Study: More Antioxidants in Popcorn Than in Some Fruits and Vegetables
On March 25th 2012 the warm fuzzy media world bubbled with headlines like: "Popcorn: The snack with even higher antioxidants levels than fruits"
, "Antioxidants In Popcorn: Study Finds Polyphenols In Corn's Kernels", "Popcorn Packed With Polyphenols, More Than Fruit And Veggies", "Popcorn is good for you, say scientists".
All this attention came from the presentation of a paper by Dr. Joe Vinson (a professor of chemistry at the University of Scranton) at the American Chemical Society meeting on Sunday in San Diego.
Naturally this is a very popular item among popcorn lovers and the industry.
As one who subscribes to the practice of "critically reviewing the literature" (the first step in conducting research) I naturally have to insert some words of caution before you go gobbing down great big bowls of the fluffy confection.
This was a study orally presented at an annual meeting. It is not a peer review published article.
- The reported polyphenol levels ranged from 242-363 milligrams per one-ounce serving. ( for frame of reference 1 oz = 3 cups = 110 Calories.)

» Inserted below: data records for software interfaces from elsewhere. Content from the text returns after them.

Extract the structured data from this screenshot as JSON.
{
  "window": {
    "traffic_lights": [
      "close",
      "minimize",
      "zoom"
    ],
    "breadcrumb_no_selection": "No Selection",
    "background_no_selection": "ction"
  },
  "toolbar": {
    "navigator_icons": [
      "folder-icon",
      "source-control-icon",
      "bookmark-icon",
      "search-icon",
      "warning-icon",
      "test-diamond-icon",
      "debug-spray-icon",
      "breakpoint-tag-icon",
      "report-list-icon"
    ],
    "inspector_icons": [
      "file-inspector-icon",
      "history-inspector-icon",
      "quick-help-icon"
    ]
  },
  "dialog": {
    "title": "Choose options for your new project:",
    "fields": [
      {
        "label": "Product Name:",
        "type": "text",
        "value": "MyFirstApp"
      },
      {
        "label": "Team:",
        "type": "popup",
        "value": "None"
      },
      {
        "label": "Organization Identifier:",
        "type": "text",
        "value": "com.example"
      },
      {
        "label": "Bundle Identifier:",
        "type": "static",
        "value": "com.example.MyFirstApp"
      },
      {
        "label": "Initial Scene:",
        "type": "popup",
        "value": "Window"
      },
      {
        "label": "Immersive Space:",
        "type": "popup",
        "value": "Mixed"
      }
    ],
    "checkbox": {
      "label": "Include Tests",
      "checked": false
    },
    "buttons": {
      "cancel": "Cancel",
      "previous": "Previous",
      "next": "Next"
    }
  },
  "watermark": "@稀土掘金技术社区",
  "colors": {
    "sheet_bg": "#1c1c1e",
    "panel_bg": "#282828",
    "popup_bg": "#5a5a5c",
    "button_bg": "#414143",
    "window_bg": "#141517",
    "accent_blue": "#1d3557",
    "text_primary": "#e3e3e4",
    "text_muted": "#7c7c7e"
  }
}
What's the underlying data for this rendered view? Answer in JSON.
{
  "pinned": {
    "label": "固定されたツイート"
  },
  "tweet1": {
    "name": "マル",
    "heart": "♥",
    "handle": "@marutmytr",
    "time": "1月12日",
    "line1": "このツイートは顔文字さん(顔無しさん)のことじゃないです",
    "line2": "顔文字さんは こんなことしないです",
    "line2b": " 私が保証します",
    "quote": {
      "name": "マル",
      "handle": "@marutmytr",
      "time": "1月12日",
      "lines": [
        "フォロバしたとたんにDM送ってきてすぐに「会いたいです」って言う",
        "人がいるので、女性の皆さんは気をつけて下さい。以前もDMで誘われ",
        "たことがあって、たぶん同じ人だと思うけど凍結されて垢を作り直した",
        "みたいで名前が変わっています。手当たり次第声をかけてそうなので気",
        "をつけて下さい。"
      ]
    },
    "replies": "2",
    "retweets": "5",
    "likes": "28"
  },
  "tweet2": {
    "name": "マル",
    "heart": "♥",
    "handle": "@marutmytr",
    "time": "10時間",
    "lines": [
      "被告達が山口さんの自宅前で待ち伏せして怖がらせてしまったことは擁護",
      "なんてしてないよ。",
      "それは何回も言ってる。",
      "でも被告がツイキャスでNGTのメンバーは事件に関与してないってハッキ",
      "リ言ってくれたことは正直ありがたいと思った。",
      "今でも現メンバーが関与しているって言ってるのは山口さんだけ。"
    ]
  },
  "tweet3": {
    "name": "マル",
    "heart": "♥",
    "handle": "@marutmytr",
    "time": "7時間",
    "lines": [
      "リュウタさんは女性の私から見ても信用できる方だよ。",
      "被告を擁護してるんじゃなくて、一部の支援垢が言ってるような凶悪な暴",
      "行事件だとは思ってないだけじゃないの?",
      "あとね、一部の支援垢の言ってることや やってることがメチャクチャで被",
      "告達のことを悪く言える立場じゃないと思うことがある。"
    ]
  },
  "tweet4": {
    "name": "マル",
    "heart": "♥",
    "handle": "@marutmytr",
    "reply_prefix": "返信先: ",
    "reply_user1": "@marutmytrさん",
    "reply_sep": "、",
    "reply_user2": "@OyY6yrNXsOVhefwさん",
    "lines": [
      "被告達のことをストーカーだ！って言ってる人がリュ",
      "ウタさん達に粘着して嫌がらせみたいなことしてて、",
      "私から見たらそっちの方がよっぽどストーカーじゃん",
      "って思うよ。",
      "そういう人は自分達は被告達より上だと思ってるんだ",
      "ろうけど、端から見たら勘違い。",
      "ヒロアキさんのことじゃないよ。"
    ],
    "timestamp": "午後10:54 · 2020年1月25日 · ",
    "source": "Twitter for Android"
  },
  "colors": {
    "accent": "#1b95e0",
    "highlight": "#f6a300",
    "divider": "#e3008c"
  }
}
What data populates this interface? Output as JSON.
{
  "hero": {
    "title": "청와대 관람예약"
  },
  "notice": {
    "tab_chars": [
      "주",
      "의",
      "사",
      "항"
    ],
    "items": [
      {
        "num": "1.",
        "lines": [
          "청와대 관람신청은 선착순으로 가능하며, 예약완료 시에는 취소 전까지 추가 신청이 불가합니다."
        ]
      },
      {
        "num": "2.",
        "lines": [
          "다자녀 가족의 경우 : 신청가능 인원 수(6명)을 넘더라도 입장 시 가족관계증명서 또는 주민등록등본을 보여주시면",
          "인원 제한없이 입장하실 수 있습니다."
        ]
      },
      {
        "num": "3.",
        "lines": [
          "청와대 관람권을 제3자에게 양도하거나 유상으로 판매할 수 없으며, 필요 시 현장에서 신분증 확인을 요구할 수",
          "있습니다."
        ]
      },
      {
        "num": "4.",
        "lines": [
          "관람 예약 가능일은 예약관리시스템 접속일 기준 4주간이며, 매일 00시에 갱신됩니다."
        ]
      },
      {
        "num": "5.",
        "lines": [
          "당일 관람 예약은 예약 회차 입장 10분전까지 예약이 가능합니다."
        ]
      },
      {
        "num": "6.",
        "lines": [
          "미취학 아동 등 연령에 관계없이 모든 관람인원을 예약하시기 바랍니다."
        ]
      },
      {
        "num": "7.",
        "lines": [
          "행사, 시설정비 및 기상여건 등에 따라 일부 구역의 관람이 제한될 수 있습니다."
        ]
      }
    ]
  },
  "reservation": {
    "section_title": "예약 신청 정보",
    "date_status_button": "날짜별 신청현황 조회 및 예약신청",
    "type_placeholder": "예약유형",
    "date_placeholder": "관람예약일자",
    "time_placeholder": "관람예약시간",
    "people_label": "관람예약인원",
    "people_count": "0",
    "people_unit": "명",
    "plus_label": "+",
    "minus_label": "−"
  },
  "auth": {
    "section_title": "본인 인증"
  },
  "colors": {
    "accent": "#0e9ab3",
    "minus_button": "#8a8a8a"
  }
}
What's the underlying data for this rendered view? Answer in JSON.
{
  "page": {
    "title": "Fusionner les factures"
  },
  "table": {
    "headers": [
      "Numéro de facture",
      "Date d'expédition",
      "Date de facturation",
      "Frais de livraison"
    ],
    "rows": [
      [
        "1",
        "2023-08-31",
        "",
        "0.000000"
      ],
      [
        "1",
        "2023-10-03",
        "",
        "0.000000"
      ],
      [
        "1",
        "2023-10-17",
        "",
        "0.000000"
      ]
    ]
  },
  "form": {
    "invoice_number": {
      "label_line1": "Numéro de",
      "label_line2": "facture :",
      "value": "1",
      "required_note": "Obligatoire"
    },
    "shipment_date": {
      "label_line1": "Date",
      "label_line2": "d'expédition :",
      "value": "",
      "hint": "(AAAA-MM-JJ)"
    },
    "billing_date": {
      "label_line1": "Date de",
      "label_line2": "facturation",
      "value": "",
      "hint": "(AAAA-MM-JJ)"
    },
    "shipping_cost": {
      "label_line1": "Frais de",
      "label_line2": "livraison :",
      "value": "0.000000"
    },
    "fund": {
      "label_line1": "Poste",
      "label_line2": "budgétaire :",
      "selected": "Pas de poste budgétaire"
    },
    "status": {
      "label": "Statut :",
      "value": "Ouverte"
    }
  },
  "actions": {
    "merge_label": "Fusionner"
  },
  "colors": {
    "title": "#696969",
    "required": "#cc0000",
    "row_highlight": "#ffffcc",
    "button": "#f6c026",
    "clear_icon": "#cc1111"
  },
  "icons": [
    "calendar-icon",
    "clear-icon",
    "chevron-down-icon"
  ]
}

- This was "air popped" popcorn.
- Most of the polyphenols -- about 90% -- were in the hull
- The popcorn snack was touted as a high fibre but once again, like the polyphenols, most of the fibre is in the hulls and according to USDA database 1 cup of air-popped popcorn = only 1.2 gm fibre. But 1 slice of sprouted wheat bread is also 110 Calories but has 5 gm of fibre.
- Dr. Vinson even cautioned that without conducting experiments using human subjects, it’s impossible to know how much of the antioxidant we absorb on its way out.
- Popcorn has a high glycmic index of 65 which means it will raise blood sugar quickly contributing to insulin disasters.
- Dr. Barry Sears (a big advocate of polyphenols for their antioxidant capabilities and contributions to anti-inflammatory reactions) response to my request for a reaction to the study was; "Polyphenols are colored, is popcorn naturally colored? Plus, popcorn’s high glycemic index would be enough to negate any potential polyphenol benefit. Besides, who would consume popcorn without lots of butter and salt?" I concur.
I believe it’s much healthier to consume lots of colorful non starchy vegetables and selected fruits, particularly berries and red grapes, plus, supplement with a high quality polyphenol product that contains a wide spectrum of polyphenols
A proprietary phytonutrient blend
Vivix Antioxidant solution